We often overlook the deep connection between mental and physical health, but it’s hugely important. It’s often easier to identify changes in physical health early on, before you even consider changes in your mental health, but these physical changes can be a symptom of your body trying to cope with mental challenges. If your weight is fluctuating or your skin is irritated, these symptoms can be physical manifestations of your brain dealing with unusual stress – whether that’s from psychological trauma or a more gradual decline in your mental wellbeing.

What if there hasn’t been a trigger – can therapy still help if I’m just generally feeling “off” from my usual self?

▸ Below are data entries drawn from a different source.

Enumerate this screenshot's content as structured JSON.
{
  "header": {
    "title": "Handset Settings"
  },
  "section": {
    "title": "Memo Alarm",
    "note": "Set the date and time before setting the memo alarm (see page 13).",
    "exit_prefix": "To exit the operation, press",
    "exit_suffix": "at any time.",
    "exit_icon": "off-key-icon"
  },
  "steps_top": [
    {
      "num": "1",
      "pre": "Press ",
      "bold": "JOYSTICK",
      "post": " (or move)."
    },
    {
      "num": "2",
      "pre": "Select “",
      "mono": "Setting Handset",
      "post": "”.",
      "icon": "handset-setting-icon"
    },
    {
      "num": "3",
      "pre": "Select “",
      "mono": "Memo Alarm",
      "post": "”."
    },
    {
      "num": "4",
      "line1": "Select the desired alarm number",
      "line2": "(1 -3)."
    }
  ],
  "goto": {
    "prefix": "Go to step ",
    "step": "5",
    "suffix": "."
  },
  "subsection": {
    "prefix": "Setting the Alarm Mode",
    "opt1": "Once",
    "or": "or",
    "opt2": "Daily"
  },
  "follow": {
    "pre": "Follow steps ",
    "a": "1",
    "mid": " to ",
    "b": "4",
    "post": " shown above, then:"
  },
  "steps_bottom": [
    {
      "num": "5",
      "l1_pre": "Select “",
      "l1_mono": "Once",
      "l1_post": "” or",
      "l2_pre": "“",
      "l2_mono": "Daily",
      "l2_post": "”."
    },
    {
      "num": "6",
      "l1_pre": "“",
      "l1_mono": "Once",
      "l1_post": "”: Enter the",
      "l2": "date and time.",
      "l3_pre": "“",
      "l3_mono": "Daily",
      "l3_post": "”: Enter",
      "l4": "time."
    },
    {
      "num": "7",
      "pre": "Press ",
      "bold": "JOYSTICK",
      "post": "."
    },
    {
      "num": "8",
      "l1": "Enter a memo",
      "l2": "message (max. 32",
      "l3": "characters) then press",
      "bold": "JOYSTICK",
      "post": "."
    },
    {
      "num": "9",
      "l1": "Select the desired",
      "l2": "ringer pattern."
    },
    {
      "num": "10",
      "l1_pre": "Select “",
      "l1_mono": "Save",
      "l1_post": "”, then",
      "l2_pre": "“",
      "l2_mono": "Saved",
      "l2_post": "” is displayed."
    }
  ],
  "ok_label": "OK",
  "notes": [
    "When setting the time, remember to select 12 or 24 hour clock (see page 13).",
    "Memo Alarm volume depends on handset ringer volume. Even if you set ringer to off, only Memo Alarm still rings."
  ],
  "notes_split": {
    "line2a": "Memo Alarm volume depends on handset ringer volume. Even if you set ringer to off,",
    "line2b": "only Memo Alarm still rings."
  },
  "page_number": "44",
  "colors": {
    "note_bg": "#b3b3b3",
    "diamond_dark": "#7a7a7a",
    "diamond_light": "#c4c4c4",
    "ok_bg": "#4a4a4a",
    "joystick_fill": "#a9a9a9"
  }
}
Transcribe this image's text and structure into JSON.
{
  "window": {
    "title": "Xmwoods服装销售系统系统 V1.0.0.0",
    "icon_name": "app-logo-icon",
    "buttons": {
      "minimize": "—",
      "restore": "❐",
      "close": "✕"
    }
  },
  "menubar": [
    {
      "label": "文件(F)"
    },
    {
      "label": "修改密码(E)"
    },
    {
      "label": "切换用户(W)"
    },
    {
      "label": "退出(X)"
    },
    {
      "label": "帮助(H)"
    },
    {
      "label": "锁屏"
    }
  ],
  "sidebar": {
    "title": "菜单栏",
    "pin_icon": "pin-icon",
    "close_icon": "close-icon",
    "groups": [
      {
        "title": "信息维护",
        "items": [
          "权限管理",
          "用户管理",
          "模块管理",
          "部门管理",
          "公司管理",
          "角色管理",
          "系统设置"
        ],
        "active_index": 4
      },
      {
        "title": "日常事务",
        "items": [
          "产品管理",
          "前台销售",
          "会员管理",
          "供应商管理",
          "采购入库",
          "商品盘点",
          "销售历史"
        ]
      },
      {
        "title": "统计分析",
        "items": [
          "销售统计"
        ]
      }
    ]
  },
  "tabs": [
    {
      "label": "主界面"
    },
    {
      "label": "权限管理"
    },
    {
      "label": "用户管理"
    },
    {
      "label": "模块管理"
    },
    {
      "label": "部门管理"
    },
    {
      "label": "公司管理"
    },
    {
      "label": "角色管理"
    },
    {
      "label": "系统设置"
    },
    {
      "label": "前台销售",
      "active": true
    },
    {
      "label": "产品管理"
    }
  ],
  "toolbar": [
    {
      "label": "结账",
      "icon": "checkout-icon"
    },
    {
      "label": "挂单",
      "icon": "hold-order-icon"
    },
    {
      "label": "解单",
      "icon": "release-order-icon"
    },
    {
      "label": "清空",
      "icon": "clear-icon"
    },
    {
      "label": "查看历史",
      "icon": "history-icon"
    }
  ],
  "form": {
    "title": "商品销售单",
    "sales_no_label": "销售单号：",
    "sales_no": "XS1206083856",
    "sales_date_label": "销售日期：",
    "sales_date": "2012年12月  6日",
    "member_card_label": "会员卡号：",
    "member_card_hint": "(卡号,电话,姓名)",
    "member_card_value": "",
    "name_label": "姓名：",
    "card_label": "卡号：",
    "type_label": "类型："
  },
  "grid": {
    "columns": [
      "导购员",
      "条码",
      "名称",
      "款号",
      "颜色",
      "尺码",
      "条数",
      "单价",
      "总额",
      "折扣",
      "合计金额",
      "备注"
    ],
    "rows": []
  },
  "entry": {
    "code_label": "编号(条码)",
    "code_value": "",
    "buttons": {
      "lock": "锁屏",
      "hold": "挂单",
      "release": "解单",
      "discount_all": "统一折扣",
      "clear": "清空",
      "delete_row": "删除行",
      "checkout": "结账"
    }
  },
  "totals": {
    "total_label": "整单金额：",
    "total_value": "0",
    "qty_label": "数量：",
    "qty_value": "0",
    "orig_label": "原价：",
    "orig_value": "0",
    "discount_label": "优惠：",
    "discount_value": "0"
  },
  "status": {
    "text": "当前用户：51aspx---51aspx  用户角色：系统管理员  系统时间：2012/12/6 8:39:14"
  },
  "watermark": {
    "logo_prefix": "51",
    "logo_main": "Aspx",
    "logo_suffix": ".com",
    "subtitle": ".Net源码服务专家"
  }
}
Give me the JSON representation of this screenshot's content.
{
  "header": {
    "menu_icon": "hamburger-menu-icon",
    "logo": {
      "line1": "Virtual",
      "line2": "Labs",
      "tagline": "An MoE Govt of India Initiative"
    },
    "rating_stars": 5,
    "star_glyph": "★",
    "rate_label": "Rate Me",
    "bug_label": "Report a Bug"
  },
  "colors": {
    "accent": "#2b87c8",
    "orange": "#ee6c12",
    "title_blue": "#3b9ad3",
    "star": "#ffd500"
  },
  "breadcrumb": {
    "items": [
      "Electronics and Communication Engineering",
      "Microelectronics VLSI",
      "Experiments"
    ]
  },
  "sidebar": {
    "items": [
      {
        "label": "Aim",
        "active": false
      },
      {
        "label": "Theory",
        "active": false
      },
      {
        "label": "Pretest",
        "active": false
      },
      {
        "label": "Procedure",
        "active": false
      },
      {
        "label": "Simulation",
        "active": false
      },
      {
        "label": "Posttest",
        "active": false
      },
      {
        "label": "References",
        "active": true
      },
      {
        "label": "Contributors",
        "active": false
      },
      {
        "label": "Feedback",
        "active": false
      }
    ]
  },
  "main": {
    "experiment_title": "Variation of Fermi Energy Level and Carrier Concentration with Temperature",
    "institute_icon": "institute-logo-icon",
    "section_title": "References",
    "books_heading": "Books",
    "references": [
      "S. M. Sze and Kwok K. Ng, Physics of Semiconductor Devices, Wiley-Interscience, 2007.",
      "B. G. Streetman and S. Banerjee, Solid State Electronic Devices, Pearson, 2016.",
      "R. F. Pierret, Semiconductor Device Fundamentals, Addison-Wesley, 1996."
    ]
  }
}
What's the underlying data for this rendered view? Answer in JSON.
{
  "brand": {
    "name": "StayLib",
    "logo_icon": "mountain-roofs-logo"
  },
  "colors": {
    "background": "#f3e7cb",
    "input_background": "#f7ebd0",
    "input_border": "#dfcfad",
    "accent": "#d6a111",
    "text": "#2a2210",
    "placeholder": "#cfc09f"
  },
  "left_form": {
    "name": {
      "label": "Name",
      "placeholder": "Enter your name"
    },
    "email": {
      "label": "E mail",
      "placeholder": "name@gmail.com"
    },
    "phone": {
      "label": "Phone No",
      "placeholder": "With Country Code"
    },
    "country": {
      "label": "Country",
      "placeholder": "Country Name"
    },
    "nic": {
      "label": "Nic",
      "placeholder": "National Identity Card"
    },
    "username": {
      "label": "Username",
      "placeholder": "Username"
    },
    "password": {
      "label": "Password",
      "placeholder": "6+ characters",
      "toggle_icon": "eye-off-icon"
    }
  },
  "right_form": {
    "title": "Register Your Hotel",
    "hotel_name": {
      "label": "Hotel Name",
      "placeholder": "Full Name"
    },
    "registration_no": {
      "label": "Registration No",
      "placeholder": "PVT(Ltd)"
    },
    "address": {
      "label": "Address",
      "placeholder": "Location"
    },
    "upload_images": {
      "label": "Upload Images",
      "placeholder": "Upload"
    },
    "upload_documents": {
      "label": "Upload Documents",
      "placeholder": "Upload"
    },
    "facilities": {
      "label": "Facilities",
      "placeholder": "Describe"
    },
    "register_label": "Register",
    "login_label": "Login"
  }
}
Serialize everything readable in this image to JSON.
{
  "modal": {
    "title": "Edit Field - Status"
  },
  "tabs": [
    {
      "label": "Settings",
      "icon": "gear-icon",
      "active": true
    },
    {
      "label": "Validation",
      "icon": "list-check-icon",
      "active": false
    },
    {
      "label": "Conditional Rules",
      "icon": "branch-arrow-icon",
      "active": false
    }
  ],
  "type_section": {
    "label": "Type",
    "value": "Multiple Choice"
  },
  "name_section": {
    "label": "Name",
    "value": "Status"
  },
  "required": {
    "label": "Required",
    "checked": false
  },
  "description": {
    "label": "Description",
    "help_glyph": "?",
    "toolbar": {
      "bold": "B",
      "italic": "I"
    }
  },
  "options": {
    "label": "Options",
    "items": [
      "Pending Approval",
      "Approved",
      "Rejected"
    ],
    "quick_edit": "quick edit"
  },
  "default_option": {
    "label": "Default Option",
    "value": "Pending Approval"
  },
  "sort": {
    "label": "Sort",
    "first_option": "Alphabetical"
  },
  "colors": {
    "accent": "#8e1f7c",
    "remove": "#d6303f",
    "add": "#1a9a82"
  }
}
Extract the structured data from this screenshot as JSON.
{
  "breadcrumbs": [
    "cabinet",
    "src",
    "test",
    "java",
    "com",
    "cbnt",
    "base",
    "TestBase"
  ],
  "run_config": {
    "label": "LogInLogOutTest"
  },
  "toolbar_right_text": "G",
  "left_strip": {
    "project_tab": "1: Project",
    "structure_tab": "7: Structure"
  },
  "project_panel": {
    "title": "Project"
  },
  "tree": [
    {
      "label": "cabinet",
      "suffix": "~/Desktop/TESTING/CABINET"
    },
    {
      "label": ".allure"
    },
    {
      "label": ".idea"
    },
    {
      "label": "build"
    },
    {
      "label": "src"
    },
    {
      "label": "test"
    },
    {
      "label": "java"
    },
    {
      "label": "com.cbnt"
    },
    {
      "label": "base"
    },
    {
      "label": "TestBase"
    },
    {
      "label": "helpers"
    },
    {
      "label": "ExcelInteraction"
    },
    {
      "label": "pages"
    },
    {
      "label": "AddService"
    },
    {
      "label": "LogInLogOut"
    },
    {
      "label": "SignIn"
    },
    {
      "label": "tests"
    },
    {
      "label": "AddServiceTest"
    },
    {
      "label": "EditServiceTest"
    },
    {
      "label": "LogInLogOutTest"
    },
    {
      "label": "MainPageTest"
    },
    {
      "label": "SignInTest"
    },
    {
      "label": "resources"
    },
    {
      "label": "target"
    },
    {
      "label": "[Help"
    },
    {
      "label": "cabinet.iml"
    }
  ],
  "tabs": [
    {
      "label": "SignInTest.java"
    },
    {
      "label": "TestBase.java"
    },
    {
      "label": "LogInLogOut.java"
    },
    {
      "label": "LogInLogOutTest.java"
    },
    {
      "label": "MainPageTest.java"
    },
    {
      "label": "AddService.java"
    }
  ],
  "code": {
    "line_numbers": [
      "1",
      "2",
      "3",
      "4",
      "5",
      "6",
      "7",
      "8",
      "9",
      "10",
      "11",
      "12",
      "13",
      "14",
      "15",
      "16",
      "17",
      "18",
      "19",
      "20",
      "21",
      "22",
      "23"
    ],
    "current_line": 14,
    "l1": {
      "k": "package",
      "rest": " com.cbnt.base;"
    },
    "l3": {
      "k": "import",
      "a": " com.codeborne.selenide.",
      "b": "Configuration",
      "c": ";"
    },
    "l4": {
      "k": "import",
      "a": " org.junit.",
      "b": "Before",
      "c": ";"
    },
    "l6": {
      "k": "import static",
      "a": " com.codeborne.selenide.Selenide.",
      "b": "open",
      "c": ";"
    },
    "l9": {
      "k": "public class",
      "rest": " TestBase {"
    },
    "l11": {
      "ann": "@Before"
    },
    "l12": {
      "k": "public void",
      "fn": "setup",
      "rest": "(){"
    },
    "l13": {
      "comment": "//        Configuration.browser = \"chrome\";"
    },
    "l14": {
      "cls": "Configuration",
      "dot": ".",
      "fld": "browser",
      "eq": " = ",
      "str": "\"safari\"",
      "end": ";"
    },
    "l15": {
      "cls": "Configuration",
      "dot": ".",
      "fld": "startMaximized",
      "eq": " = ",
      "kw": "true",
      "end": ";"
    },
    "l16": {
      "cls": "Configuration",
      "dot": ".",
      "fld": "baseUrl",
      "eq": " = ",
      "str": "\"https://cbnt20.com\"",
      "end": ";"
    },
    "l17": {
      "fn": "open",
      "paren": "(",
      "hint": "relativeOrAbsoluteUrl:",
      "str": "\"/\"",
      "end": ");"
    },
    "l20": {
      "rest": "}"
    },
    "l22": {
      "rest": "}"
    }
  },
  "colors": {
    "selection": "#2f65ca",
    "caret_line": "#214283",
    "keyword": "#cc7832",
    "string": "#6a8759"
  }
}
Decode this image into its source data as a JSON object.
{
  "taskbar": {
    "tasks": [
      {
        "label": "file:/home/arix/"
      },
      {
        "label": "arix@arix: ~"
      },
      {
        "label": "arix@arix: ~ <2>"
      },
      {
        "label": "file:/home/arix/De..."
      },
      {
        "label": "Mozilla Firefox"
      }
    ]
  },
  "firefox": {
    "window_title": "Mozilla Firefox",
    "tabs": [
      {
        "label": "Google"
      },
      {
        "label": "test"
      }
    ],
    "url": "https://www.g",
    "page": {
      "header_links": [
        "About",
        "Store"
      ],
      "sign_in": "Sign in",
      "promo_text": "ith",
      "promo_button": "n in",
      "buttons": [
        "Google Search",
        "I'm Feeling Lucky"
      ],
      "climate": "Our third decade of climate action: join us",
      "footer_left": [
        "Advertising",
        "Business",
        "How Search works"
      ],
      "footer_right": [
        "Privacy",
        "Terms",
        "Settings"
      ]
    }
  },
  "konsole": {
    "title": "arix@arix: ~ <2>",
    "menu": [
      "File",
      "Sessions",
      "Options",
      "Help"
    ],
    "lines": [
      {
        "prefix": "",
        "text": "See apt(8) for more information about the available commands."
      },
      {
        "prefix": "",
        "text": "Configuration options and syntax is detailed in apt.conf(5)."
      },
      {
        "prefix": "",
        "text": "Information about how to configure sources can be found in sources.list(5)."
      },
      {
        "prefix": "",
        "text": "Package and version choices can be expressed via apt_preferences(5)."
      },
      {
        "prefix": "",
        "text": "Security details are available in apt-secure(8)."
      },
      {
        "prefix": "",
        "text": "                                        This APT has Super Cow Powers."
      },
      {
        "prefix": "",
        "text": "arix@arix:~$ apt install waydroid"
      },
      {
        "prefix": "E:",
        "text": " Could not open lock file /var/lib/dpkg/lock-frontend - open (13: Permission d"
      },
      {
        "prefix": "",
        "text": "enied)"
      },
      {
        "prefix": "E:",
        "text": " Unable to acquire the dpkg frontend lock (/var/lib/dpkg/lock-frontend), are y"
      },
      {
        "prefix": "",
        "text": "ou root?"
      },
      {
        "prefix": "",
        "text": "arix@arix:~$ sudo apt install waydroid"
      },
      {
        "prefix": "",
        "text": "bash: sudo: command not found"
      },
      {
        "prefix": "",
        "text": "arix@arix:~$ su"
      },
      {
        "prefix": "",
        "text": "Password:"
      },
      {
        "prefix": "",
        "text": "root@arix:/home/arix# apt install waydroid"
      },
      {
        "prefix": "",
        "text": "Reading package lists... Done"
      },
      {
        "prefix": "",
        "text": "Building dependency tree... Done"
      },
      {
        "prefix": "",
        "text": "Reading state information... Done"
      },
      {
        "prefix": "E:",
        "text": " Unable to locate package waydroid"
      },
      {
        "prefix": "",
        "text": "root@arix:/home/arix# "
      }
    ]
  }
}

In short, of course. While we can sometimes point to tangible events or shifts in our lives that have sparked a period of our mental health suffering, often it’s impossible to identify a particular moment. And that’s where the deep subconscious work of psychotherapy can really help.

The goal of psychotherapy is to realign your conscious and subconscious, often uncovering subconscious triggers that we weren’t aware of. If you’re experiencing changes in your mental health or your attitudes towards things (for example, not enjoying things you previously enjoyed doing), then psychotherapy can be incredibly helpful in identifying why that’s the case and helping you to determine how you can overcome those issues.

How do I find the right therapist to help me?

Recognising that therapy could help you is a great first step – but the next step, actually finding the help you need, can be challenging.

Most importantly, you need to find a therapist who understands your specific issues and can really help you to dive deep into the underlying causes. There’s a lot riding on your personal interactions with a therapist, so it’s important to find someone who fits well with you. In a nutshell, feeling comfortable with your therapist and feeling that they understand you and believe in you, is half the job done.  It is that important.

At The Summit Clinic, we’ll always be honest about whether we’re a good fit for you. During an initial conversation about the issues you’re hoping to overcome, we’ll get a good sense as towhether we can really help you – and if we can’t, we’ll point you in the direction of someone who can.

Finding the right therapist is incredibly personal to you, so there’s no “how to” for getting it right – but, once you do find the right therapist, you’ll wonder why you waited so long!

If you’re ready to try therapy, get in touch with us to see if we can help.